Julie pulled into her sister Bethany’s driveway shortly before noon. Ignoring the front door, she headed straight for the gate in the hedge. Sure enough, Bethany was in her garden, weeding. Judging from the dirt on her clothes and skin, she had been at it awhile.
“You’re going to get sunstroke,” Julie chided, hiding a smile when Bethany jumped. “Come on, time to go inside for a while.”
“I didn’t hear you come in,” Bethany said. “Besides, it’s not that hot.”
She was already getting up, so Julie didn’t mention that the back of her shirt was drenched in sweat and that her face was red.
The garden was Bethany’s paradise, and it was clear from the rose bushes that lined the back, to the hollyhocks along the wall, the lavender that transitioned to violets, that bled into pansies, then into tulips, and from there to things Julie couldn’t identify. It was good that she was still gardening. When Bethany had been forced to close the greenhouse she had operated, Julie had been afraid her sister would slip into depression. For a little while she hadn’t even seemed interested in her garden. Julie was glad to see that that was over.
Julie’s heels clicked on the stepping-stones, wanting to be inside before Bethany hosed the dirt off her legs so that she didn’t get her hose wet. Once inside, Julie headed to the kitchen to get the lemonade while Bethany cleaned up a little more.
Julie had finished pouring the lemonade and was putting the ice back when she spotted something on the floor, behind the refrigerator. It looked like an envelope. She frowned, wondering what it was. It could be important, but she wasn’t sure how to get it without getting filthy.
Using a broom handle she finally managed to get it within reach.
“Julie, what are you doing?” Bethany asked as she came into the room.
“Trying to get that envelope,” Julie answered, trying to manoeuvre it closer.
Bethany rolled her eyes and ducked down to pick it up. “A little dirt isn’t going to kill you. What is this, anyway?”
“I don’t know, it was behind your fridge.” Julie put the broom back.

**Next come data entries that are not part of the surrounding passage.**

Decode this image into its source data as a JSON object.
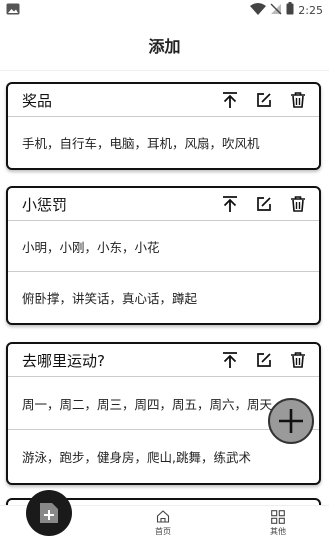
{
  "status_bar": {
    "time": "2:25"
  },
  "header": {
    "title": "添加"
  },
  "cards": [
    {
      "title": "奖品",
      "rows": [
        "手机，自行车，电脑，耳机，风扇，吹风机"
      ]
    },
    {
      "title": "小惩罚",
      "rows": [
        "小明，小刚，小东，小花",
        "俯卧撑，讲笑话，真心话，蹲起"
      ]
    },
    {
      "title": "去哪里运动?",
      "rows": [
        "周一，周二，周三，周四，周五，周六，周天",
        "游泳，跑步，健身房，爬山,跳舞，练武术"
      ]
    }
  ],
  "bottom_nav": {
    "home_label": "首页",
    "other_label": "其他"
  },
  "colors": {
    "fab_right": "#9a9a9a",
    "fab_left": "#1a1a1a",
    "card_border": "#111111"
  }
}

It was a small brown envelope, about the size to put buttons or coins in, and it wasn’t empty.
Bethany looked inside and frowned as she poured out little red hooked seeds into her hands.
Julie looked closer. “I’ve never seen those before. What seeds are they? They are seeds, right?” Continue reading